The war went badly for the allies in Southeast Asia. Gen. Frank Dow Merrill had had enough of backing up. He vowed to take the fight to the enemy’s heart in Burma. Merrill’s Marauders, along with a unit called Mars Task Force, marched into Burma to take the fight to the Japanese. Both units on separate missions were aided by the Kachin. Even today, no matter what flag flies above them, the mighty Kachin walk free.
Capt. John K. Benfield Jr. joined Merrill’s Marauders early on. The Marauders arrived outside their main objective of Myitkyina Airfield on the night turning July 28, 1944. Capt. Benfield, Sgt. Patton, and Cpl. Wooten took bayonets to well dug in soldiers from the Japanese 18th Division. A night fight, both fierce and terrible, ensued. At battle’s end, only Capt.Benfield remained wounded but standing. His two incredibly brave friends and more than 30 of the Japanese soldiers had perished in the fight. The rest of the Marauders went through the gap to take the airfield. Capt. Benfield brought the Type 11 gun out of the fight. A piece of the Japanese defender’s shirt still remains embedded in the stock at this very hour. Just before his death several years ago, a photographer snapped a picture of Capt. Benfield holding the Jap 11. This photograph ran in Capt.
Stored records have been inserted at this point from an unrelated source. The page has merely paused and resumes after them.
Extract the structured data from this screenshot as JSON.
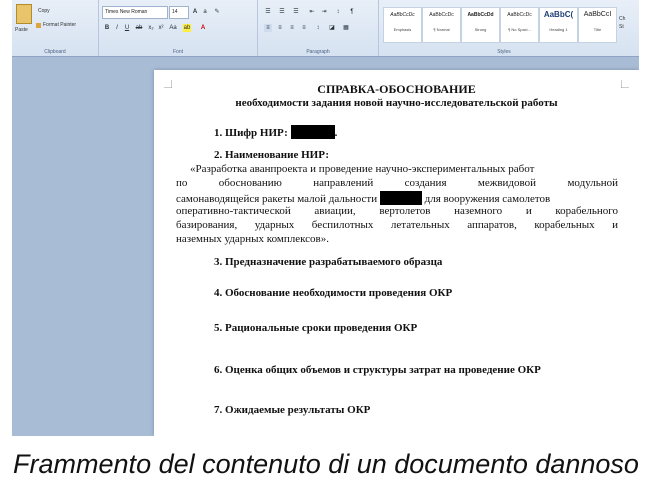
{
  "ribbon": {
    "clipboard": {
      "paste_label": "Paste",
      "copy_label": "Copy",
      "format_painter_label": "Format Painter",
      "group_label": "Clipboard"
    },
    "font": {
      "font_name": "Times New Roman",
      "font_size": "14",
      "group_label": "Font"
    },
    "paragraph": {
      "group_label": "Paragraph"
    },
    "styles": {
      "group_label": "Styles",
      "items": [
        {
          "preview": "AaBbCcDc",
          "name": "Emphasis"
        },
        {
          "preview": "AaBbCcDc",
          "name": "¶ Normal"
        },
        {
          "preview": "AaBbCcDd",
          "name": "Strong"
        },
        {
          "preview": "AaBbCcDc",
          "name": "¶ No Spaci..."
        },
        {
          "preview": "AaBbC(",
          "name": "Heading 1"
        },
        {
          "preview": "AaBbCcI",
          "name": "Title"
        }
      ],
      "change_label_1": "Ch",
      "change_label_2": "St"
    }
  },
  "document": {
    "title": "СПРАВКА-ОБОСНОВАНИЕ",
    "subtitle": "необходимости задания новой научно-исследовательской работы",
    "item1_label": "1. Шифр НИР:",
    "item1_tail": ".",
    "item2_label": "2. Наименование НИР:",
    "para_line1": "«Разработка аванпроекта и проведение научно-экспериментальных работ",
    "para_line2": "по обоснованию направлений создания межвидовой модульной",
    "para_line3a": "самонаводящейся ракеты малой дальности",
    "para_line3b": "для вооружения самолетов",
    "para_line4": "оперативно-тактической авиации, вертолетов наземного и корабельного",
    "para_line5": "базирования, ударных беспилотных летательных аппаратов, корабельных и",
    "para_line6": "наземных ударных комплексов».",
    "item3": "3. Предназначение разрабатываемого образца",
    "item4": "4. Обоснование необходимости проведения ОКР",
    "item5": "5. Рациональные сроки проведения ОКР",
    "item6": "6. Оценка общих объемов и структуры затрат на проведение ОКР",
    "item7": "7. Ожидаемые результаты ОКР"
  },
  "caption": "Frammento del contenuto di un documento dannoso",
  "colors": {
    "ribbon_bg": "#dce7f4",
    "workspace_bg": "#a9bcd6",
    "page_bg": "#ffffff",
    "redaction": "#000000"
  }
}
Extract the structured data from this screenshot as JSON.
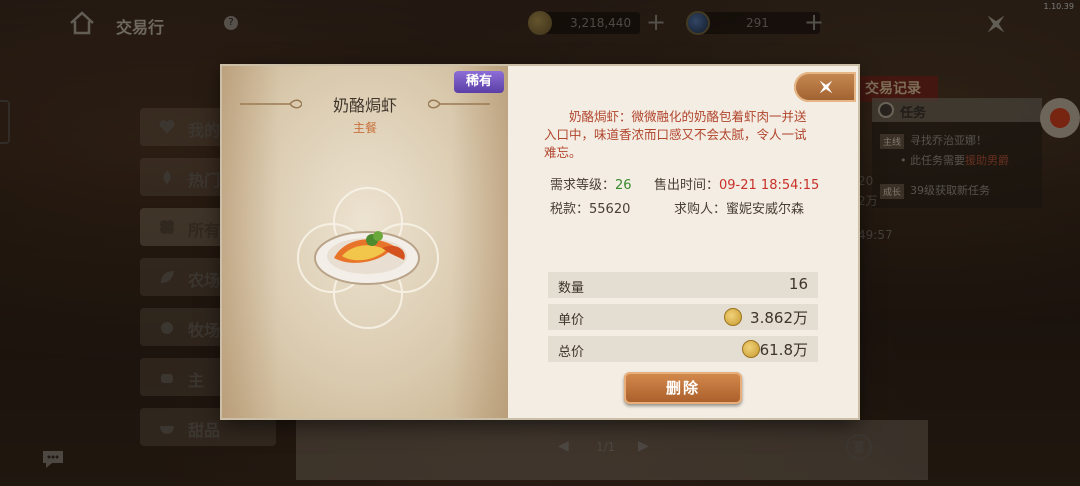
{
  "version": "1.10.39",
  "topbar": {
    "title": "交易行",
    "help": "?",
    "gold": "3,218,440",
    "gems": "291",
    "plus": "+"
  },
  "left_nav": [
    {
      "label": "我的",
      "active": false
    },
    {
      "label": "热门",
      "active": false
    },
    {
      "label": "所有",
      "active": true
    },
    {
      "label": "农场",
      "active": false
    },
    {
      "label": "牧场",
      "active": false
    },
    {
      "label": "主",
      "active": false
    },
    {
      "label": "甜品",
      "active": false
    }
  ],
  "right_panel": {
    "record_tab": "交易记录",
    "task_title": "任务",
    "main_tag": "主线",
    "main_task": "寻找乔治亚娜！",
    "main_sub_prefix": "此任务需要",
    "main_sub_hl": "援助男爵",
    "growth_tag": "成长",
    "growth_text": "39级获取新任务",
    "partial_1": "20",
    "partial_2": "2万",
    "partial_3": "49:57"
  },
  "pager": {
    "text": "1/1"
  },
  "dialog": {
    "rarity": "稀有",
    "item_name": "奶酪焗虾",
    "category": "主餐",
    "description": "奶酪焗虾：微微融化的奶酪包着虾肉一并送入口中，味道香浓而口感又不会太腻，令人一试难忘。",
    "level_label": "需求等级：",
    "level_value": "26",
    "sell_time_label": "售出时间：",
    "sell_time_value": "09-21 18:54:15",
    "tax_label": "税款：",
    "tax_value": "55620",
    "buyer_label": "求购人：",
    "buyer_value": "蜜妮安威尔森",
    "qty_label": "数量",
    "qty_value": "16",
    "unit_label": "单价",
    "unit_value": "3.862万",
    "total_label": "总价",
    "total_value": "61.8万",
    "delete_label": "删除"
  },
  "colors": {
    "rarity_bg": "#6e4fc0",
    "desc_text": "#b2452d",
    "level_green": "#3a8a2e",
    "time_red": "#c8322a",
    "button_orange": "#c27a42"
  }
}
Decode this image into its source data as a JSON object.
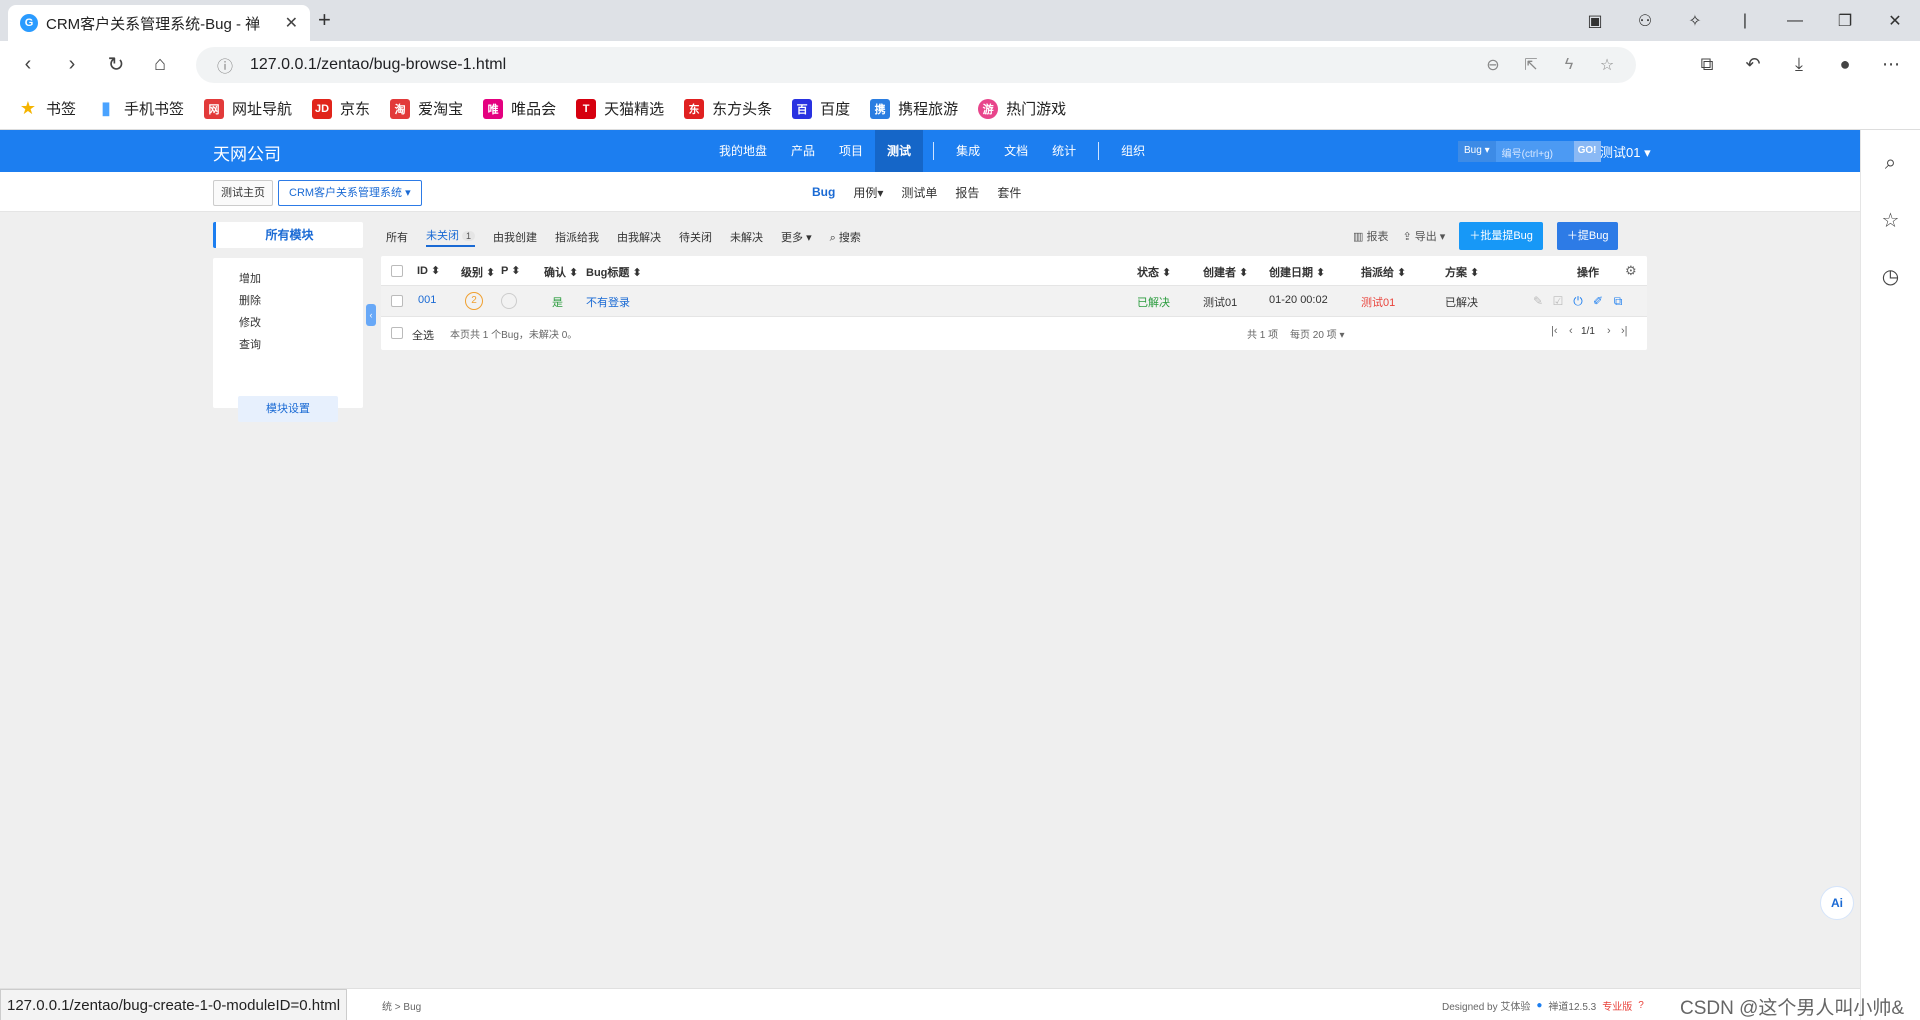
{
  "browser": {
    "tab_title": "CRM客户关系管理系统-Bug - 禅",
    "url": "127.0.0.1/zentao/bug-browse-1.html",
    "status_url": "127.0.0.1/zentao/bug-create-1-0-moduleID=0.html",
    "bookmarks": [
      {
        "label": "书签",
        "color": "#f5b400",
        "glyph": "★"
      },
      {
        "label": "手机书签",
        "color": "#4aa3ff",
        "glyph": "▮"
      },
      {
        "label": "网址导航",
        "color": "#e23a3a",
        "glyph": "网"
      },
      {
        "label": "京东",
        "color": "#e1251b",
        "glyph": "JD"
      },
      {
        "label": "爱淘宝",
        "color": "#e23a3a",
        "glyph": "淘"
      },
      {
        "label": "唯品会",
        "color": "#e4007f",
        "glyph": "唯"
      },
      {
        "label": "天猫精选",
        "color": "#d6000f",
        "glyph": "T"
      },
      {
        "label": "东方头条",
        "color": "#e02020",
        "glyph": "东"
      },
      {
        "label": "百度",
        "color": "#2932e1",
        "glyph": "百"
      },
      {
        "label": "携程旅游",
        "color": "#2a7de1",
        "glyph": "携"
      },
      {
        "label": "热门游戏",
        "color": "#e8458b",
        "glyph": "游"
      }
    ]
  },
  "header": {
    "company": "天网公司",
    "menu": [
      "我的地盘",
      "产品",
      "项目",
      "测试",
      "集成",
      "文档",
      "统计",
      "组织"
    ],
    "active_menu": "测试",
    "search_type": "Bug",
    "search_placeholder": "编号(ctrl+g)",
    "search_go": "GO!",
    "user": "测试01"
  },
  "subnav": {
    "home": "测试主页",
    "product": "CRM客户关系管理系统",
    "items": [
      "Bug",
      "用例",
      "测试单",
      "报告",
      "套件"
    ],
    "active": "Bug"
  },
  "modules": {
    "all": "所有模块",
    "items": [
      "增加",
      "删除",
      "修改",
      "查询"
    ],
    "settings": "模块设置"
  },
  "filters": {
    "items": [
      "所有",
      "未关闭",
      "由我创建",
      "指派给我",
      "由我解决",
      "待关闭",
      "未解决",
      "更多"
    ],
    "active": "未关闭",
    "active_count": "1",
    "search": "搜索"
  },
  "actions": {
    "report": "报表",
    "export": "导出",
    "batch_create": "批量提Bug",
    "create": "提Bug"
  },
  "table": {
    "headers": {
      "id": "ID",
      "severity": "级别",
      "pri": "P",
      "confirm": "确认",
      "title": "Bug标题",
      "status": "状态",
      "creator": "创建者",
      "created": "创建日期",
      "assigned": "指派给",
      "resolution": "方案",
      "actions": "操作"
    },
    "rows": [
      {
        "id": "001",
        "severity": "2",
        "confirm": "是",
        "title": "不有登录",
        "status": "已解决",
        "creator": "测试01",
        "created": "01-20 00:02",
        "assigned": "测试01",
        "resolution": "已解决"
      }
    ],
    "select_all": "全选",
    "summary": "本页共 1 个Bug，未解决 0。",
    "pager_total": "共 1 项",
    "pager_size": "每页 20 项",
    "pager_page": "1/1"
  },
  "footer": {
    "crumb": "统 > Bug",
    "designed": "Designed by 艾体验",
    "version": "禅道12.5.3",
    "edition": "专业版",
    "watermark": "CSDN @这个男人叫小帅&"
  }
}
John Benfield’s obituary. A copy of the article and a number of other authenticating documents came with the gun.
On a personal note, I found firing this particular Jap 11 to be extremely interesting. My uncle Will Howard served with Merrill’s Marauders. He knew Capt. Benfield. He very well may have seen this gun in the jungles of Burma so many years ago. Uncle Will did not come out of the jungle until 1946. Until the day he died Uncle Will had nothing but the highest praise for Gen. Frank Merrill and everyone who served with him. The United States Army agrees with Uncle Will. The Army Ranger School outside Dahlonega, Georgia proudly carries the name of Major General Frank Dow Merrill.
In the fullness of time, Forbes Mathews intends to pass this historic weapon to his son. This historic weapon fought battles long ago and half a world away. In time the old gun shall pass from one generation to the next. In the meantime, father and son will continue to shoot together. They have at their disposal a gun in wonderful condition that also embodies an almost incredible history.
|This article first appeared in Small Arms Review V4N3 (December 2000)|